This is an illusion. You can’t really ever have perfume flowing along your veins but there is a quality certain perfumes share which makes them a great deal easier to adopt and to wear, and that is this phenomenon of “melting” into the skin.
So many perfumes have passed through my hands, and so few have stayed with me over time that I have developed a sense of those perfumes which might actually make a home with me based on a very simple criterion: surface or subcutaneous? If I don’t feel that I’ve absorbed a perfume and am now radiating it, then I seldom get to the point of finishing a bottle. Continue reading
Having recently written about myrrh, I’ve had it somewhat on the brain. Myrrh is one of those notes that you think you know or think you like, except, I find, when it’s actually under your nose and then you remember: “Oh yes, there’s that note.”
I’m not sure if all myrrh worth discussing is bitter, but the two myrrh notes that I know best are.
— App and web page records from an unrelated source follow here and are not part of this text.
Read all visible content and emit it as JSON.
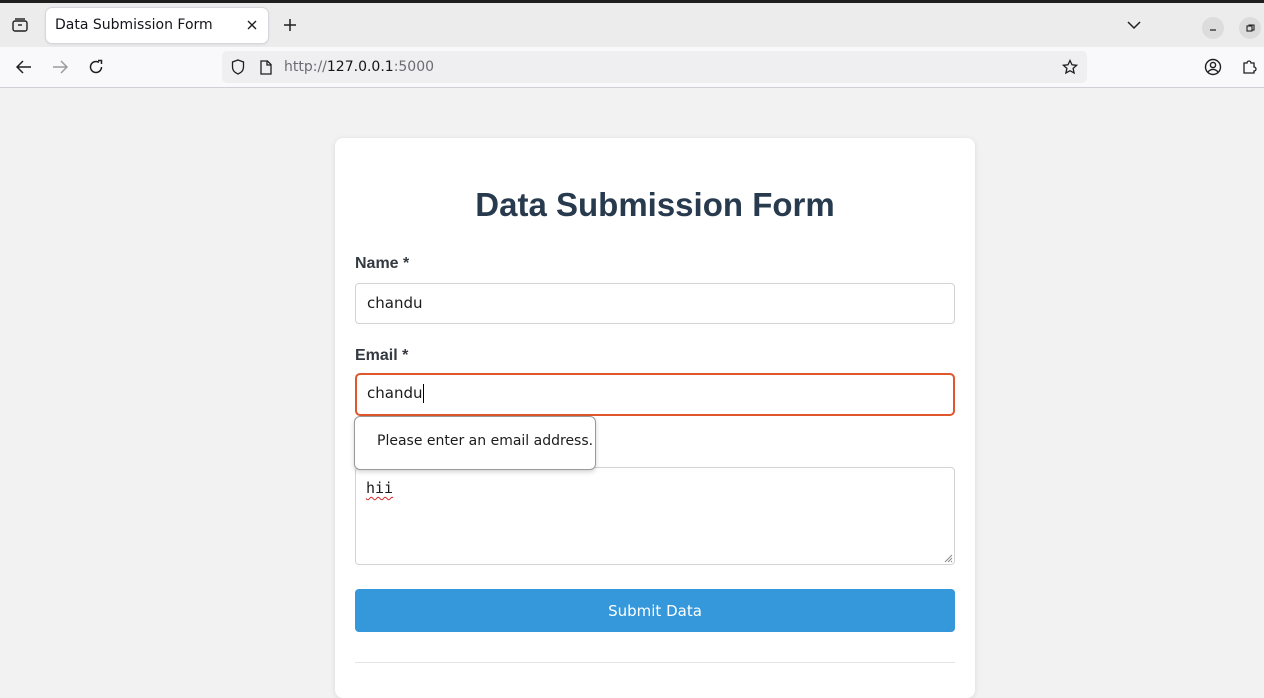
{
  "browser": {
    "tab_title": "Data Submission Form",
    "url_scheme": "http://",
    "url_host": "127.0.0.1",
    "url_port": ":5000"
  },
  "form": {
    "title": "Data Submission Form",
    "name_label": "Name *",
    "name_value": "chandu",
    "email_label": "Email *",
    "email_value": "chandu",
    "message_value": "hii",
    "submit_label": "Submit Data"
  },
  "validation": {
    "email_tooltip": "Please enter an email address."
  },
  "colors": {
    "accent": "#3498db",
    "title": "#283a4e",
    "invalid_border": "#e0572d"
  }
}
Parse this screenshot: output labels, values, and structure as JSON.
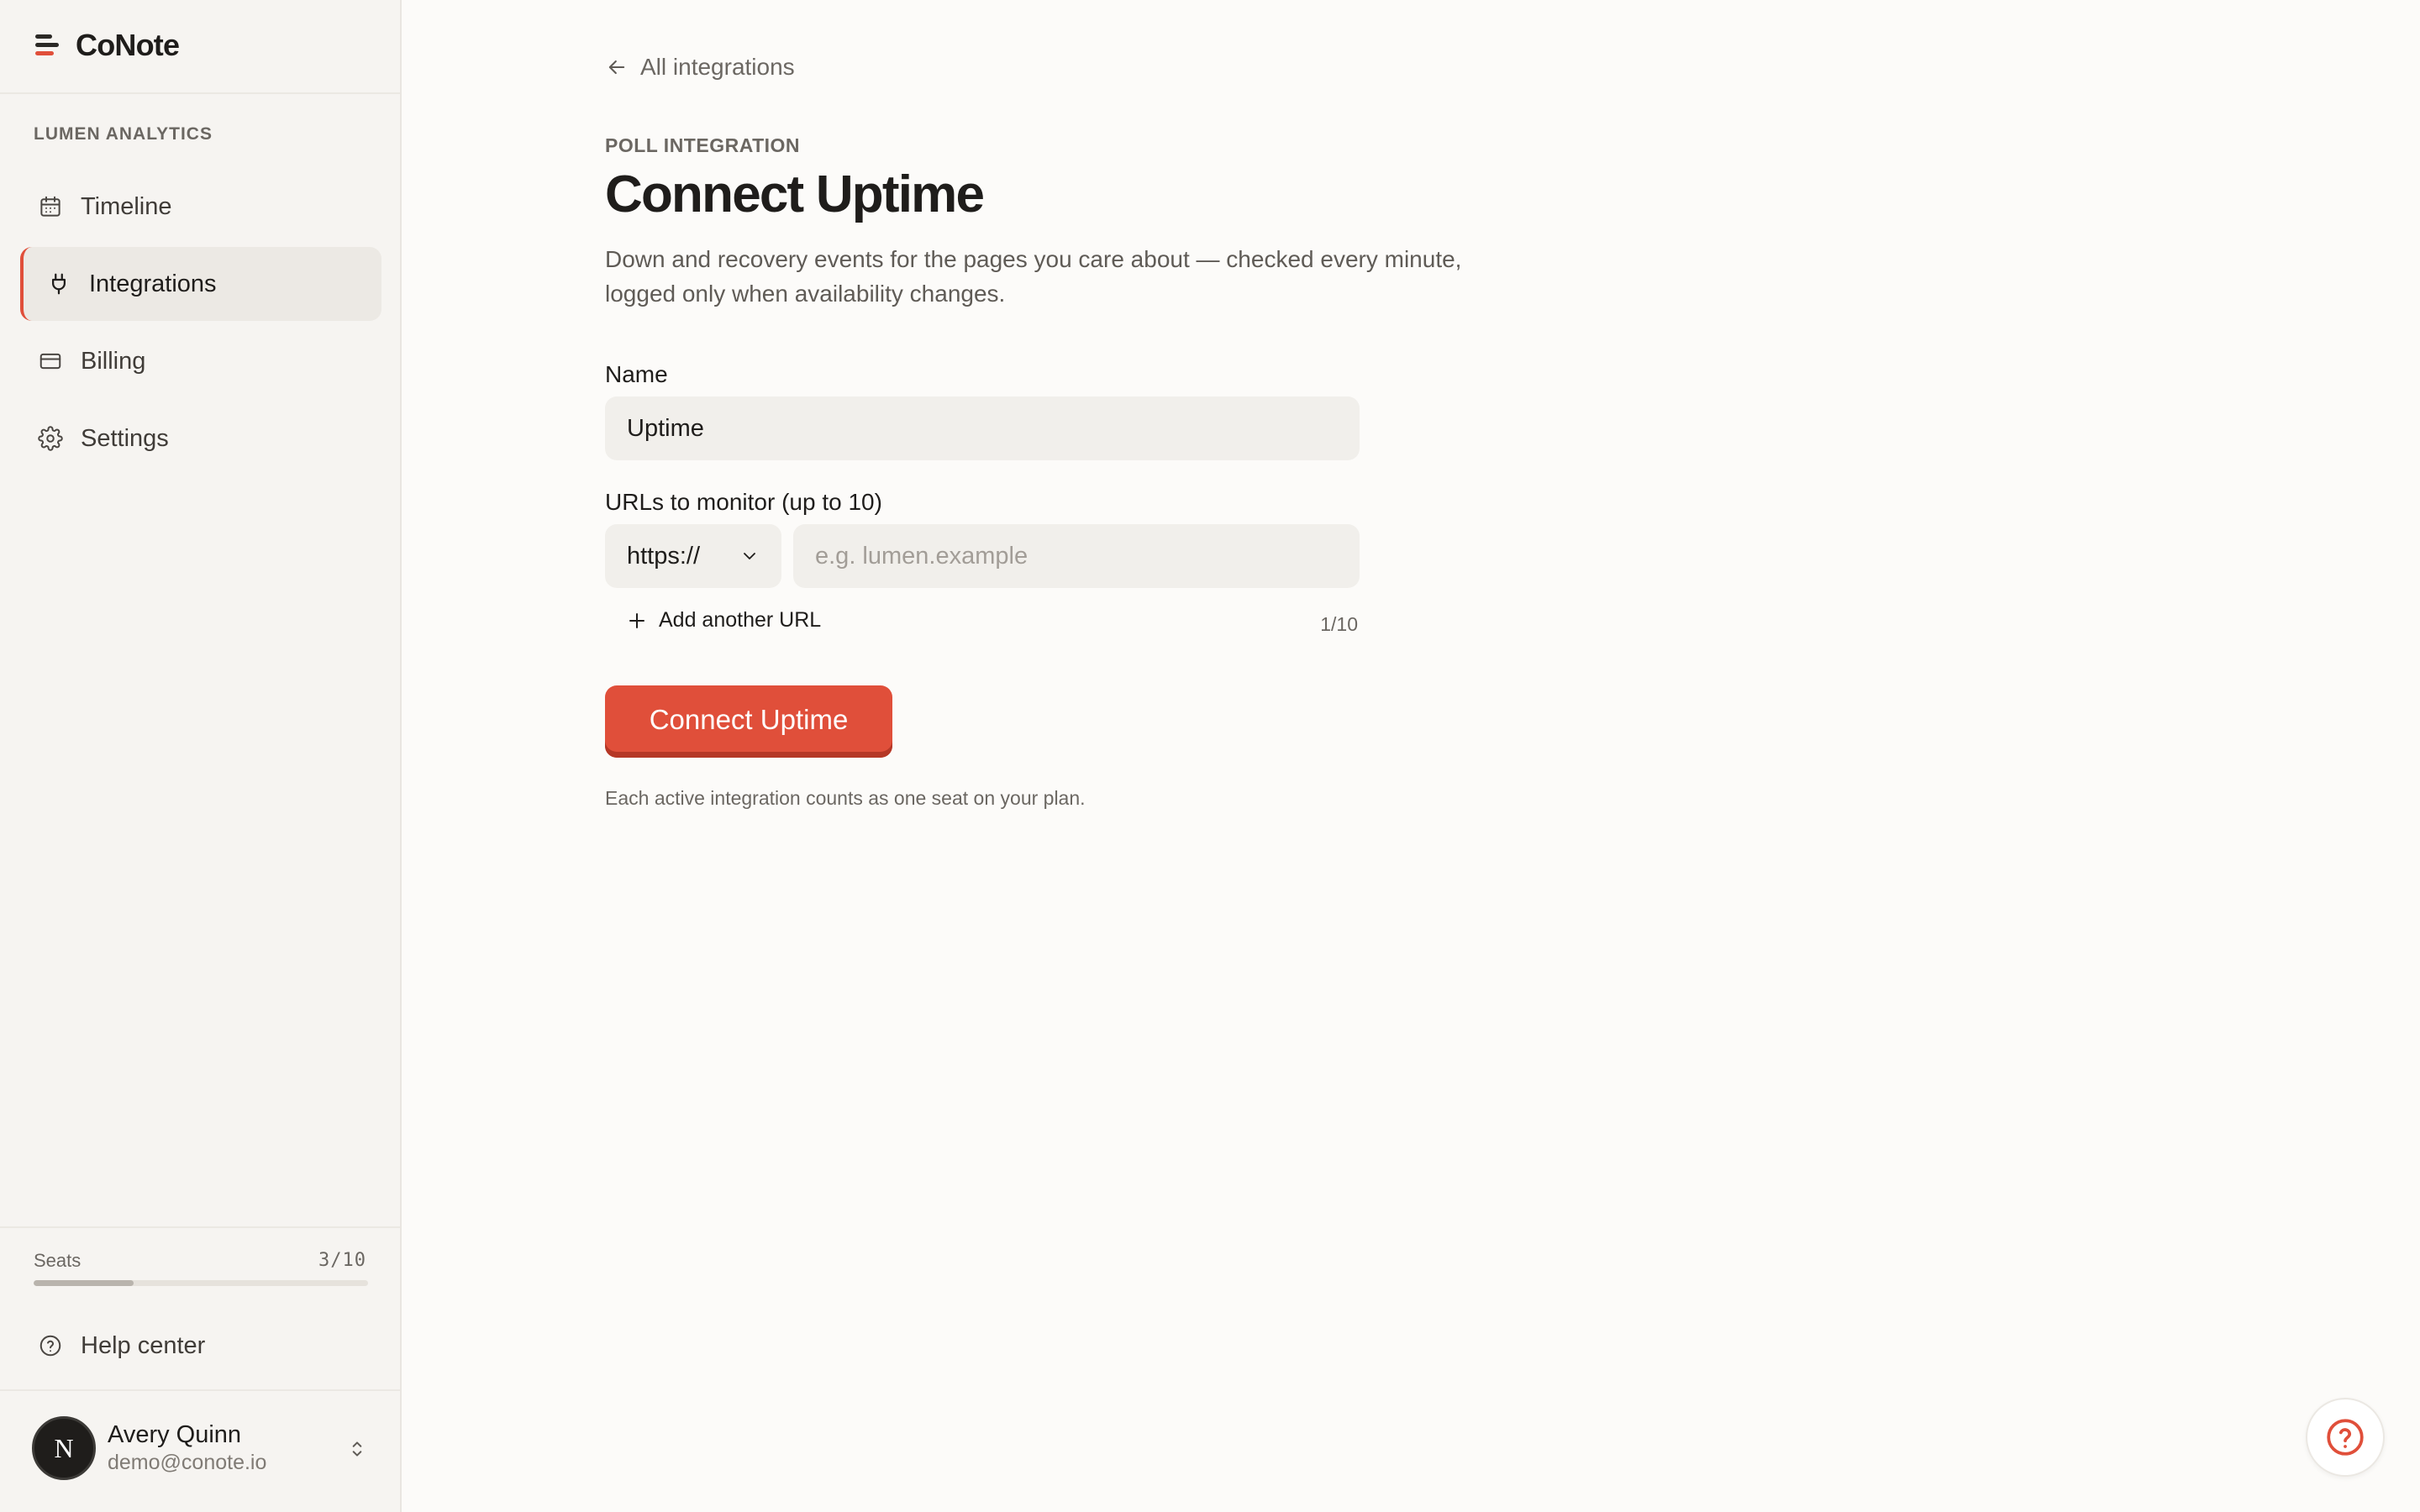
{
  "app": {
    "name": "CoNote",
    "accent_color": "#e04f3a"
  },
  "sidebar": {
    "workspace": "LUMEN ANALYTICS",
    "items": [
      {
        "label": "Timeline",
        "icon": "calendar-icon"
      },
      {
        "label": "Integrations",
        "icon": "plug-icon",
        "active": true
      },
      {
        "label": "Billing",
        "icon": "credit-card-icon"
      },
      {
        "label": "Settings",
        "icon": "gear-icon"
      }
    ],
    "seats": {
      "label": "Seats",
      "count": "3/10",
      "used_fraction": 0.3
    },
    "help": {
      "label": "Help center",
      "icon": "help-circle-icon"
    },
    "user": {
      "initial": "N",
      "name": "Avery Quinn",
      "email": "demo@conote.io"
    }
  },
  "main": {
    "back_label": "All integrations",
    "eyebrow": "POLL INTEGRATION",
    "title": "Connect Uptime",
    "description": "Down and recovery events for the pages you care about — checked every minute, logged only when availability changes.",
    "name_field": {
      "label": "Name",
      "value": "Uptime"
    },
    "urls_field": {
      "label": "URLs to monitor (up to 10)",
      "protocol": "https://",
      "placeholder": "e.g. lumen.example",
      "add_label": "Add another URL",
      "count": "1/10"
    },
    "submit_label": "Connect Uptime",
    "seat_note": "Each active integration counts as one seat on your plan."
  }
}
They are inside two veteran perfumes, Coty’s L’Aimant and Jean Patou’s Caline. It was Meg of Parfumieren who first introduced me to L’Aimant. It’s an aldehydic floral that is, to my way of thinking, much easier to wear than No 5.
I know, that’s an outrageous statement, but in my experience the old Cotys are almost flawlessly wearable. There’s no insistence on being avant garde, or opinionated. The Cotys are simply lovely on skin. But to return to my point about myrrh, about ½ way through the evaporation of L’Aimant, you get the note. Continue reading
Most of the incense scents out there have a habit of replicating the experience of being in church for many of us, but some of them have a habit of reproducing particular churches at particular times.
Now, a disclaimer- for a Protestant, I have a very long experience of Catholic churches. Part of it came from growing up in Rome, and part of it came from having a high church mother who eventually converted to Catholicism: result of such equation, one Protestant with a Catholic education.
To me, myrrh is the smell of St. Peter’s Basilica. I went there on a number of occasions to see services- invariably long and impressive- due to the gigantic size of everything in St. Peter’s, a church designed for titans if ever one was. I was in the habit of staring at the huge canopy over the altar on its twisting black and gold columns just to bring the whole cyclopean pile down to the human dimension, only to find of course that the canopy itself was enormous, a sunshade for Gargantua. Continue reading